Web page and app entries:
BEGIN
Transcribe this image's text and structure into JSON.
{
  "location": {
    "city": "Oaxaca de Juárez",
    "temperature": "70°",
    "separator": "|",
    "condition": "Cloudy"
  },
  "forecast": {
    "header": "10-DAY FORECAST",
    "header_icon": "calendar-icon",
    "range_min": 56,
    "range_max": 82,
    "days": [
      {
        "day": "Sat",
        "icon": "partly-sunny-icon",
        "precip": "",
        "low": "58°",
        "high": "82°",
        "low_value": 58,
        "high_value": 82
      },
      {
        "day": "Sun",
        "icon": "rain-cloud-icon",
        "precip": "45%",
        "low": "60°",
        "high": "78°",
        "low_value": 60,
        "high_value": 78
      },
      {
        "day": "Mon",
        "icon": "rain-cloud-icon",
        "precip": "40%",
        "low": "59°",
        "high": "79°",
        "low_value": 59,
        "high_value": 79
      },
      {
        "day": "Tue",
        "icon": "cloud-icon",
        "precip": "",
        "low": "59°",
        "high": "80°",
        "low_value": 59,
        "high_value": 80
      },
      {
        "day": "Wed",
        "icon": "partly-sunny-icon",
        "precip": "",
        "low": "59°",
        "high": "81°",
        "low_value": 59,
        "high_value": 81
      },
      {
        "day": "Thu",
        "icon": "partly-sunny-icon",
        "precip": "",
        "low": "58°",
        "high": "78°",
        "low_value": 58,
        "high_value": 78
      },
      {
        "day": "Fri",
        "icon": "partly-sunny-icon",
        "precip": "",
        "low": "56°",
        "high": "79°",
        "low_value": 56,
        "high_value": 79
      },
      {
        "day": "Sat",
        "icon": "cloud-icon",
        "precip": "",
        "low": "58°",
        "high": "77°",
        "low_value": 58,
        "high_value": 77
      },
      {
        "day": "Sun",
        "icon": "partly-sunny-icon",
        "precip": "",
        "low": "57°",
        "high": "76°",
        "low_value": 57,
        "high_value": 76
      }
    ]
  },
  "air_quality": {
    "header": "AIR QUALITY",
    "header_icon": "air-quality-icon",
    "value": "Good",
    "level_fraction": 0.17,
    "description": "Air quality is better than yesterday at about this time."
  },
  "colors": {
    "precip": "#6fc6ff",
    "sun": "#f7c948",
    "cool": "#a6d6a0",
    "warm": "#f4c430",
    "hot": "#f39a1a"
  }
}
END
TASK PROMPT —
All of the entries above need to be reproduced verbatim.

ANSWER TO THIS PROBLEM —
Transcribe this image's text and structure into JSON.
{
  "location": {
    "city": "Oaxaca de Juárez",
    "temperature": "70°",
    "separator": "|",
    "condition": "Cloudy"
  },
  "forecast": {
    "header": "10-DAY FORECAST",
    "header_icon": "calendar-icon",
    "range_min": 56,
    "range_max": 82,
    "days": [
      {
        "day": "Sat",
        "icon": "partly-sunny-icon",
        "precip": "",
        "low": "58°",
        "high": "82°",
        "low_value": 58,
        "high_value": 82
      },
      {
        "day": "Sun",
        "icon": "rain-cloud-icon",
        "precip": "45%",
        "low": "60°",
        "high": "78°",
        "low_value": 60,
        "high_value": 78
      },
      {
        "day": "Mon",
        "icon": "rain-cloud-icon",
        "precip": "40%",
        "low": "59°",
        "high": "79°",
        "low_value": 59,
        "high_value": 79
      },
      {
        "day": "Tue",
        "icon": "cloud-icon",
        "precip": "",
        "low": "59°",
        "high": "80°",
        "low_value": 59,
        "high_value": 80
      },
      {
        "day": "Wed",
        "icon": "partly-sunny-icon",
        "precip": "",
        "low": "59°",
        "high": "81°",
        "low_value": 59,
        "high_value": 81
      },
      {
        "day": "Thu",
        "icon": "partly-sunny-icon",
        "precip": "",
        "low": "58°",
        "high": "78°",
        "low_value": 58,
        "high_value": 78
      },
      {
        "day": "Fri",
        "icon": "partly-sunny-icon",
        "precip": "",
        "low": "56°",
        "high": "79°",
        "low_value": 56,
        "high_value": 79
      },
      {
        "day": "Sat",
        "icon": "cloud-icon",
        "precip": "",
        "low": "58°",
        "high": "77°",
        "low_value": 58,
        "high_value": 77
      },
      {
        "day": "Sun",
        "icon": "partly-sunny-icon",
        "precip": "",
        "low": "57°",
        "high": "76°",
        "low_value": 57,
        "high_value": 76
      }
    ]
  },
  "air_quality": {
    "header": "AIR QUALITY",
    "header_icon": "air-quality-icon",
    "value": "Good",
    "level_fraction": 0.17,
    "description": "Air quality is better than yesterday at about this time."
  },
  "colors": {
    "precip": "#6fc6ff",
    "sun": "#f7c948",
    "cool": "#a6d6a0",
    "warm": "#f4c430",
    "hot": "#f39a1a"
  }
}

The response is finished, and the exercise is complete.